Another week could focus on Iberia. Everyone knows that they speak Spanish in Spain…but kids won’t know about Catalan. How and why is it closer to French than to Spanish? Where else is it spoken? What about Galician — is it really just Portuguese? And why is Basque so utterly different from everything else? And where and why did Spanish and Portuguese spread around so much of the world?…Do they speak Spanish in all of Latin America?…And why is it called “Latin” America anyway?…

Another week could focus on the English-speaking world…why is English so widespread?…how does it vary in different English-speaking countries?…why do most of them border the sea?…what does English look like for a non-native speaker?… Then I’m thinking of the former Soviet Union one week, including a look at the enormous spread of the Turkic peoples into Central Asia and western China, and the Indian subcontinent for a fifth week (no particular order suggested yet). That would leave the last week for a pot-pourri, including the often-neglected Indonesia.

It would be interesting to see what prior knowledge kids come in with. For example, they probably know that China is the most populous country, but they probably don’t know that it’s more than 25% of the world’s population. And I’d bet that very few know that the U.S. has only 5% of the world’s people, or that India has more than three times our population. And surely none of them know that the aforementioned Indonesia has just about as many people as we do. Some interesting activities could include “guessing” quizzes, follow-up research, use of map pins, a “guess that language” activity….
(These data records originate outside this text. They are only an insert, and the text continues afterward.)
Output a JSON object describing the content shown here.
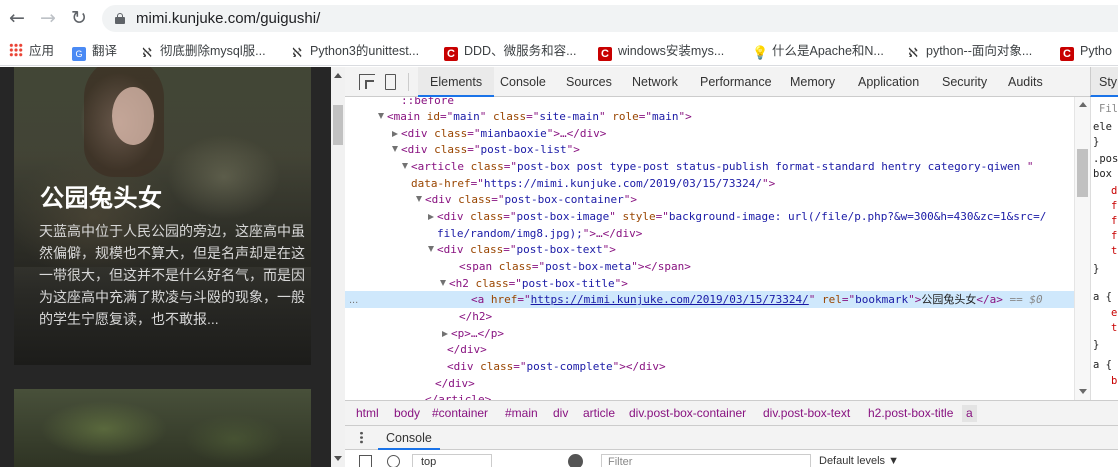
{
  "browser": {
    "url": "mimi.kunjuke.com/guigushi/"
  },
  "bookmarks": [
    {
      "label": "应用",
      "icon": "apps-grid-icon"
    },
    {
      "label": "翻译",
      "icon": "translate-icon"
    },
    {
      "label": "彻底删除mysql服...",
      "icon": "k-logo-icon"
    },
    {
      "label": "Python3的unittest...",
      "icon": "k-logo-icon"
    },
    {
      "label": "DDD、微服务和容...",
      "icon": "c-logo-icon"
    },
    {
      "label": "windows安装mys...",
      "icon": "c-logo-icon"
    },
    {
      "label": "什么是Apache和N...",
      "icon": "bulb-icon"
    },
    {
      "label": "python--面向对象...",
      "icon": "k-logo-icon"
    },
    {
      "label": "Pytho",
      "icon": "c-logo-icon"
    }
  ],
  "page": {
    "card_title": "公园兔头女",
    "card_text": "天蓝高中位于人民公园的旁边，这座高中虽然偏僻，规模也不算大，但是名声却是在这一带很大，但这并不是什么好名气，而是因为这座高中充满了欺凌与斗殴的现象，一般的学生宁愿复读，也不敢报..."
  },
  "devtools": {
    "tabs": [
      "Elements",
      "Console",
      "Sources",
      "Network",
      "Performance",
      "Memory",
      "Application",
      "Security",
      "Audits"
    ],
    "active_tab": "Elements",
    "styles_tab": "Sty",
    "styles_lines": [
      "Filt",
      "ele",
      "}",
      ".pos",
      "box",
      "d",
      "f",
      "f",
      "f",
      "t",
      "}",
      "a {",
      "e",
      "t",
      "}",
      "a {",
      "b"
    ],
    "code_lines": [
      {
        "html": "<span class=\"tag\">::before</span>"
      },
      {
        "html": "<span class=\"tag\">&lt;main </span><span class=\"an\">id</span><span class=\"tag\">=\"</span><span class=\"av\">main</span><span class=\"tag\">\" </span><span class=\"an\">class</span><span class=\"tag\">=\"</span><span class=\"av\">site-main</span><span class=\"tag\">\" </span><span class=\"an\">role</span><span class=\"tag\">=\"</span><span class=\"av\">main</span><span class=\"tag\">\"&gt;</span>"
      },
      {
        "html": "<span class=\"tag\">&lt;div </span><span class=\"an\">class</span><span class=\"tag\">=\"</span><span class=\"av\">mianbaoxie</span><span class=\"tag\">\"&gt;</span>…<span class=\"tag\">&lt;/div&gt;</span>"
      },
      {
        "html": "<span class=\"tag\">&lt;div </span><span class=\"an\">class</span><span class=\"tag\">=\"</span><span class=\"av\">post-box-list</span><span class=\"tag\">\"&gt;</span>"
      },
      {
        "html": "<span class=\"tag\">&lt;article </span><span class=\"an\">class</span><span class=\"tag\">=\"</span><span class=\"av\">post-box post type-post status-publish format-standard hentry category-qiwen </span><span class=\"tag\">\"</span>"
      },
      {
        "html": "<span class=\"an\">data-href</span><span class=\"tag\">=\"</span><span class=\"av\">https://mimi.kunjuke.com/2019/03/15/73324/</span><span class=\"tag\">\"&gt;</span>"
      },
      {
        "html": "<span class=\"tag\">&lt;div </span><span class=\"an\">class</span><span class=\"tag\">=\"</span><span class=\"av\">post-box-container</span><span class=\"tag\">\"&gt;</span>"
      },
      {
        "html": "<span class=\"tag\">&lt;div </span><span class=\"an\">class</span><span class=\"tag\">=\"</span><span class=\"av\">post-box-image</span><span class=\"tag\">\" </span><span class=\"an\">style</span><span class=\"tag\">=\"</span><span class=\"av\">background-image: url(/file/p.php?&amp;w=300&amp;h=430&amp;zc=1&amp;src=/</span>"
      },
      {
        "html": "<span class=\"av\">file/random/img8.jpg);</span><span class=\"tag\">\"&gt;</span>…<span class=\"tag\">&lt;/div&gt;</span>"
      },
      {
        "html": "<span class=\"tag\">&lt;div </span><span class=\"an\">class</span><span class=\"tag\">=\"</span><span class=\"av\">post-box-text</span><span class=\"tag\">\"&gt;</span>"
      },
      {
        "html": "<span class=\"tag\">&lt;span </span><span class=\"an\">class</span><span class=\"tag\">=\"</span><span class=\"av\">post-box-meta</span><span class=\"tag\">\"&gt;&lt;/span&gt;</span>"
      },
      {
        "html": "<span class=\"tag\">&lt;h2 </span><span class=\"an\">class</span><span class=\"tag\">=\"</span><span class=\"av\">post-box-title</span><span class=\"tag\">\"&gt;</span>"
      },
      {
        "html": "<span class=\"tag\">&lt;a </span><span class=\"an\">href</span><span class=\"tag\">=\"</span><span class=\"lnk\">https://mimi.kunjuke.com/2019/03/15/73324/</span><span class=\"tag\">\" </span><span class=\"an\">rel</span><span class=\"tag\">=\"</span><span class=\"av\">bookmark</span><span class=\"tag\">\"&gt;</span><span class=\"tx\">公园兔头女</span><span class=\"tag\">&lt;/a&gt;</span><span class=\"eq\"> == </span><span class=\"dl\">$0</span>"
      },
      {
        "html": "<span class=\"tag\">&lt;/h2&gt;</span>"
      },
      {
        "html": "<span class=\"tag\">&lt;p&gt;</span>…<span class=\"tag\">&lt;/p&gt;</span>"
      },
      {
        "html": "<span class=\"tag\">&lt;/div&gt;</span>"
      },
      {
        "html": "<span class=\"tag\">&lt;div </span><span class=\"an\">class</span><span class=\"tag\">=\"</span><span class=\"av\">post-complete</span><span class=\"tag\">\"&gt;&lt;/div&gt;</span>"
      },
      {
        "html": "<span class=\"tag\">&lt;/div&gt;</span>"
      },
      {
        "html": "<span class=\"tag\">&lt;/article&gt;</span>"
      }
    ],
    "breadcrumbs": [
      "html",
      "body",
      "#container",
      "#main",
      "div",
      "article",
      "div.post-box-container",
      "div.post-box-text",
      "h2.post-box-title",
      "a"
    ],
    "drawer_tab": "Console",
    "context": "top",
    "filter_placeholder": "Filter",
    "levels": "Default levels ▼",
    "selected_marker": "..."
  }
}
This is obviously far too extensive for a six-week course as described, but it’s a good start.

Categories: Linguistics, Teaching & Learning